## INSTRUCTIONS TO FOLLOW
Every line of the listing below should be written out exactly, minus its images.

## THE DATA
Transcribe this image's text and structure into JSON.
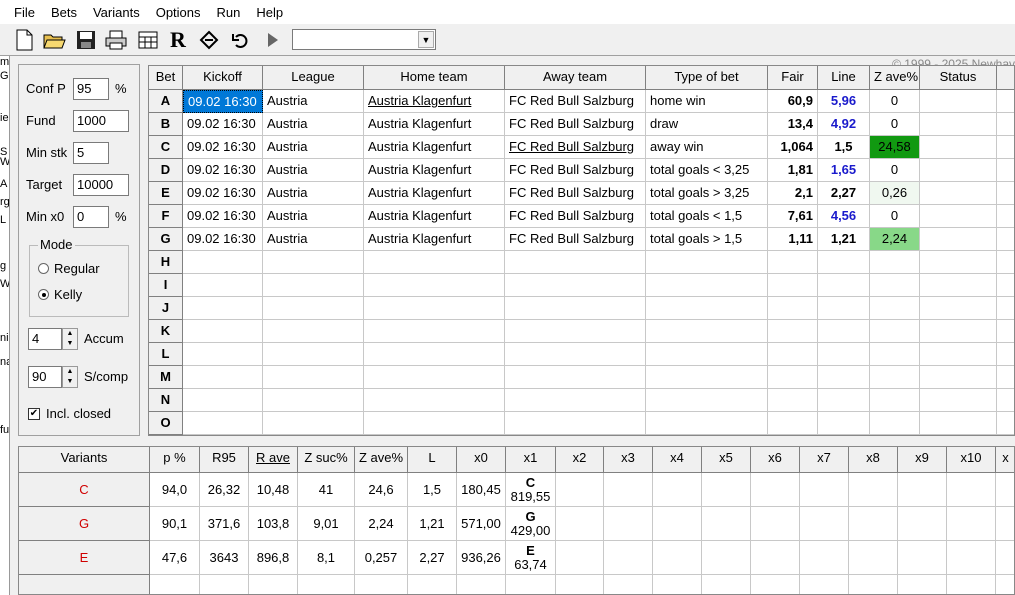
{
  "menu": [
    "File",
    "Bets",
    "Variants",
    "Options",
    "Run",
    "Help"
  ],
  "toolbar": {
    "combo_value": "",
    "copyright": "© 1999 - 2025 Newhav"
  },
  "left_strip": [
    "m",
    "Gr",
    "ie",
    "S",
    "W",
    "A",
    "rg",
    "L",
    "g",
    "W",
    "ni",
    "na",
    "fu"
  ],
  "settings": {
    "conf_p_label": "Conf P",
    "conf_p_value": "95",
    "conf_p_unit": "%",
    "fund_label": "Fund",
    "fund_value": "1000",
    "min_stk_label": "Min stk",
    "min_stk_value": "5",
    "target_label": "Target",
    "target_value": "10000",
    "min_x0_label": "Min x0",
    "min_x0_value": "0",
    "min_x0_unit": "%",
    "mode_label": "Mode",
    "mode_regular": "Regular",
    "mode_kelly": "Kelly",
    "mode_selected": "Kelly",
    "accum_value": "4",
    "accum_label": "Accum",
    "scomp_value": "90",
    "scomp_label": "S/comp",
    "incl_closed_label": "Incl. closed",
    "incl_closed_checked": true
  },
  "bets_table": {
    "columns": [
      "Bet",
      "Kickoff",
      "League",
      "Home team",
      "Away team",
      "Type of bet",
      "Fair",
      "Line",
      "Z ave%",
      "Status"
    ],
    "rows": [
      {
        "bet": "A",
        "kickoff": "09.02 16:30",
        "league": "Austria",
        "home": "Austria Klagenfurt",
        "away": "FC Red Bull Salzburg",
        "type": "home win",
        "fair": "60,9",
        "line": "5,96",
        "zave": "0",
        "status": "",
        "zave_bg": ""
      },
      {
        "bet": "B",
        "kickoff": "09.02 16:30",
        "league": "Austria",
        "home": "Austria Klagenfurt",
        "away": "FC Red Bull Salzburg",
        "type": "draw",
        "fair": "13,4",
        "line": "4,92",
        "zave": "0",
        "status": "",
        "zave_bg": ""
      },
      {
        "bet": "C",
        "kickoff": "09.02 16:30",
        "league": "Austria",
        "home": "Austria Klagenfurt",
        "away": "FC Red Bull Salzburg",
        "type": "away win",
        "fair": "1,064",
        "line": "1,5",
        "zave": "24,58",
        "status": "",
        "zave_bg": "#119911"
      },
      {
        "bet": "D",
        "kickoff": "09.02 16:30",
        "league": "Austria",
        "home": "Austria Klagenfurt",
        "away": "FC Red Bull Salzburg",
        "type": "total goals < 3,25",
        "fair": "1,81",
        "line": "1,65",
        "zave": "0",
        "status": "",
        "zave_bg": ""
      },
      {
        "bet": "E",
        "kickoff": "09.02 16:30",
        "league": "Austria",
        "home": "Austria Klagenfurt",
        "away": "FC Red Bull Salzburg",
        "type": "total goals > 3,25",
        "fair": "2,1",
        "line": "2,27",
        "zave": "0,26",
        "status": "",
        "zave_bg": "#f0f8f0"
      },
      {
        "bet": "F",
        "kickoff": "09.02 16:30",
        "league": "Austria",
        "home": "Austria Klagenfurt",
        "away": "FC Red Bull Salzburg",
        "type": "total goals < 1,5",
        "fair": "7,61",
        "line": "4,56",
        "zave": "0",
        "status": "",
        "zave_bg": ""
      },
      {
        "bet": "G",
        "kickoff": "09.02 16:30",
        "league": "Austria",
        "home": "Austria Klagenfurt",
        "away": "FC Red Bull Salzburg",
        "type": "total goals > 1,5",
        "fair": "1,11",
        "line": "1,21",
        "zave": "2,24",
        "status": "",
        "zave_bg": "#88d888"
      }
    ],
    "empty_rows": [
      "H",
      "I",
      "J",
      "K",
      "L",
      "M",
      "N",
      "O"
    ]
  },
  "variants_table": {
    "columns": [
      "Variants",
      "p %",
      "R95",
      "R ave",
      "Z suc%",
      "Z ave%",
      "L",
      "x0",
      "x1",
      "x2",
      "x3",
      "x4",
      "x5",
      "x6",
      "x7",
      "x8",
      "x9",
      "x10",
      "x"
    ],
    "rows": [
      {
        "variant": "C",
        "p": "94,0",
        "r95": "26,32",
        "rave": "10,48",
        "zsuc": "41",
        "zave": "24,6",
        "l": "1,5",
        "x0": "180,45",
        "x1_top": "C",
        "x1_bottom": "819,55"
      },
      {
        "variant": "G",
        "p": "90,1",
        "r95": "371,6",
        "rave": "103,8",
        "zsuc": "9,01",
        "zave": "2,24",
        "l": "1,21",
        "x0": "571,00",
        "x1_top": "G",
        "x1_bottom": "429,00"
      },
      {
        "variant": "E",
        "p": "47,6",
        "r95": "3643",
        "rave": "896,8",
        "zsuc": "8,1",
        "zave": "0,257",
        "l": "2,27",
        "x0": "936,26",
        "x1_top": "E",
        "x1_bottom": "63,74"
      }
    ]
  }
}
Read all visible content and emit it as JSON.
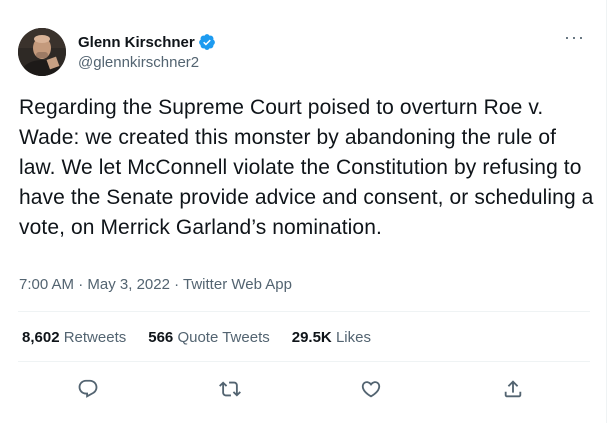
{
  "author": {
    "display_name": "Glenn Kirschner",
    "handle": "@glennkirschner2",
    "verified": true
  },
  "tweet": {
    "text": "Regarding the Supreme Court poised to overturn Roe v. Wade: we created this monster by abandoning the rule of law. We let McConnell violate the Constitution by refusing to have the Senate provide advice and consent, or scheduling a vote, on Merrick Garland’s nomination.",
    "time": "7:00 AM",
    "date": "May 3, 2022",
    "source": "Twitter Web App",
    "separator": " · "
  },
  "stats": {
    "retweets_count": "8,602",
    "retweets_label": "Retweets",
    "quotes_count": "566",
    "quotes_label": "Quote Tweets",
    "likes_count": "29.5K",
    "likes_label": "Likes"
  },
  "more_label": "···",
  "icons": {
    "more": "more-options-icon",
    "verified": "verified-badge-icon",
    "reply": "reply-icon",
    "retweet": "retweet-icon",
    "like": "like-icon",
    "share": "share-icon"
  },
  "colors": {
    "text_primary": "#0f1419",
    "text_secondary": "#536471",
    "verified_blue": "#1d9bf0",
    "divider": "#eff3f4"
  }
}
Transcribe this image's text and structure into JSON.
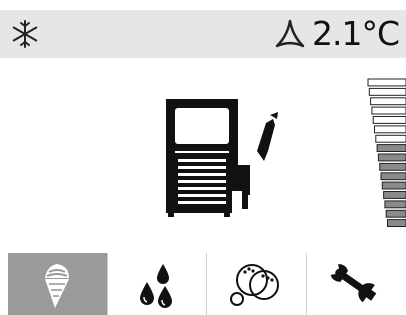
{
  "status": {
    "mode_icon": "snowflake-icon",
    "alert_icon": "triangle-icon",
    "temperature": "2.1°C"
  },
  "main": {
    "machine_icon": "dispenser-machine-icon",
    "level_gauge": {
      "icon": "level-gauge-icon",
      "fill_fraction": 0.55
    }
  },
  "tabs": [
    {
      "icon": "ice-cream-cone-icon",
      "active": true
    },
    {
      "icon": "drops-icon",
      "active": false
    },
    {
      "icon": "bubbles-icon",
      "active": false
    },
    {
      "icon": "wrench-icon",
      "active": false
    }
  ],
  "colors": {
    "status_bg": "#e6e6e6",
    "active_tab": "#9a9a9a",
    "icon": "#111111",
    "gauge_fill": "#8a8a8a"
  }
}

## RESULT
Transcribe this image's text and structure into JSON.
{
  "menu": [
    "File",
    "Bets",
    "Variants",
    "Options",
    "Run",
    "Help"
  ],
  "toolbar": {
    "combo_value": "",
    "copyright": "© 1999 - 2025 Newhav"
  },
  "left_strip": [
    "m",
    "Gr",
    "ie",
    "S",
    "W",
    "A",
    "rg",
    "L",
    "g",
    "W",
    "ni",
    "na",
    "fu"
  ],
  "settings": {
    "conf_p_label": "Conf P",
    "conf_p_value": "95",
    "conf_p_unit": "%",
    "fund_label": "Fund",
    "fund_value": "1000",
    "min_stk_label": "Min stk",
    "min_stk_value": "5",
    "target_label": "Target",
    "target_value": "10000",
    "min_x0_label": "Min x0",
    "min_x0_value": "0",
    "min_x0_unit": "%",
    "mode_label": "Mode",
    "mode_regular": "Regular",
    "mode_kelly": "Kelly",
    "mode_selected": "Kelly",
    "accum_value": "4",
    "accum_label": "Accum",
    "scomp_value": "90",
    "scomp_label": "S/comp",
    "incl_closed_label": "Incl. closed",
    "incl_closed_checked": true
  },
  "bets_table": {
    "columns": [
      "Bet",
      "Kickoff",
      "League",
      "Home team",
      "Away team",
      "Type of bet",
      "Fair",
      "Line",
      "Z ave%",
      "Status"
    ],
    "rows": [
      {
        "bet": "A",
        "kickoff": "09.02 16:30",
        "league": "Austria",
        "home": "Austria Klagenfurt",
        "away": "FC Red Bull Salzburg",
        "type": "home win",
        "fair": "60,9",
        "line": "5,96",
        "zave": "0",
        "status": "",
        "zave_bg": ""
      },
      {
        "bet": "B",
        "kickoff": "09.02 16:30",
        "league": "Austria",
        "home": "Austria Klagenfurt",
        "away": "FC Red Bull Salzburg",
        "type": "draw",
        "fair": "13,4",
        "line": "4,92",
        "zave": "0",
        "status": "",
        "zave_bg": ""
      },
      {
        "bet": "C",
        "kickoff": "09.02 16:30",
        "league": "Austria",
        "home": "Austria Klagenfurt",
        "away": "FC Red Bull Salzburg",
        "type": "away win",
        "fair": "1,064",
        "line": "1,5",
        "zave": "24,58",
        "status": "",
        "zave_bg": "#119911"
      },
      {
        "bet": "D",
        "kickoff": "09.02 16:30",
        "league": "Austria",
        "home": "Austria Klagenfurt",
        "away": "FC Red Bull Salzburg",
        "type": "total goals < 3,25",
        "fair": "1,81",
        "line": "1,65",
        "zave": "0",
        "status": "",
        "zave_bg": ""
      },
      {
        "bet": "E",
        "kickoff": "09.02 16:30",
        "league": "Austria",
        "home": "Austria Klagenfurt",
        "away": "FC Red Bull Salzburg",
        "type": "total goals > 3,25",
        "fair": "2,1",
        "line": "2,27",
        "zave": "0,26",
        "status": "",
        "zave_bg": "#f0f8f0"
      },
      {
        "bet": "F",
        "kickoff": "09.02 16:30",
        "league": "Austria",
        "home": "Austria Klagenfurt",
        "away": "FC Red Bull Salzburg",
        "type": "total goals < 1,5",
        "fair": "7,61",
        "line": "4,56",
        "zave": "0",
        "status": "",
        "zave_bg": ""
      },
      {
        "bet": "G",
        "kickoff": "09.02 16:30",
        "league": "Austria",
        "home": "Austria Klagenfurt",
        "away": "FC Red Bull Salzburg",
        "type": "total goals > 1,5",
        "fair": "1,11",
        "line": "1,21",
        "zave": "2,24",
        "status": "",
        "zave_bg": "#88d888"
      }
    ],
    "empty_rows": [
      "H",
      "I",
      "J",
      "K",
      "L",
      "M",
      "N",
      "O"
    ]
  },
  "variants_table": {
    "columns": [
      "Variants",
      "p %",
      "R95",
      "R ave",
      "Z suc%",
      "Z ave%",
      "L",
      "x0",
      "x1",
      "x2",
      "x3",
      "x4",
      "x5",
      "x6",
      "x7",
      "x8",
      "x9",
      "x10",
      "x"
    ],
    "rows": [
      {
        "variant": "C",
        "p": "94,0",
        "r95": "26,32",
        "rave": "10,48",
        "zsuc": "41",
        "zave": "24,6",
        "l": "1,5",
        "x0": "180,45",
        "x1_top": "C",
        "x1_bottom": "819,55"
      },
      {
        "variant": "G",
        "p": "90,1",
        "r95": "371,6",
        "rave": "103,8",
        "zsuc": "9,01",
        "zave": "2,24",
        "l": "1,21",
        "x0": "571,00",
        "x1_top": "G",
        "x1_bottom": "429,00"
      },
      {
        "variant": "E",
        "p": "47,6",
        "r95": "3643",
        "rave": "896,8",
        "zsuc": "8,1",
        "zave": "0,257",
        "l": "2,27",
        "x0": "936,26",
        "x1_top": "E",
        "x1_bottom": "63,74"
      }
    ]
  }
}
Read all visible content and emit it as JSON.
{
  "author": {
    "display_name": "Glenn Kirschner",
    "handle": "@glennkirschner2",
    "verified": true
  },
  "tweet": {
    "text": "Regarding the Supreme Court poised to overturn Roe v. Wade: we created this monster by abandoning the rule of law. We let McConnell violate the Constitution by refusing to have the Senate provide advice and consent, or scheduling a vote, on Merrick Garland’s nomination.",
    "time": "7:00 AM",
    "date": "May 3, 2022",
    "source": "Twitter Web App",
    "separator": " · "
  },
  "stats": {
    "retweets_count": "8,602",
    "retweets_label": "Retweets",
    "quotes_count": "566",
    "quotes_label": "Quote Tweets",
    "likes_count": "29.5K",
    "likes_label": "Likes"
  },
  "more_label": "···",
  "icons": {
    "more": "more-options-icon",
    "verified": "verified-badge-icon",
    "reply": "reply-icon",
    "retweet": "retweet-icon",
    "like": "like-icon",
    "share": "share-icon"
  },
  "colors": {
    "text_primary": "#0f1419",
    "text_secondary": "#536471",
    "verified_blue": "#1d9bf0",
    "divider": "#eff3f4"
  }
}
Transcribe this image's text and structure into JSON.
{
  "status": {
    "mode_icon": "snowflake-icon",
    "alert_icon": "triangle-icon",
    "temperature": "2.1°C"
  },
  "main": {
    "machine_icon": "dispenser-machine-icon",
    "level_gauge": {
      "icon": "level-gauge-icon",
      "fill_fraction": 0.55
    }
  },
  "tabs": [
    {
      "icon": "ice-cream-cone-icon",
      "active": true
    },
    {
      "icon": "drops-icon",
      "active": false
    },
    {
      "icon": "bubbles-icon",
      "active": false
    },
    {
      "icon": "wrench-icon",
      "active": false
    }
  ],
  "colors": {
    "status_bg": "#e6e6e6",
    "active_tab": "#9a9a9a",
    "icon": "#111111",
    "gauge_fill": "#8a8a8a"
  }
}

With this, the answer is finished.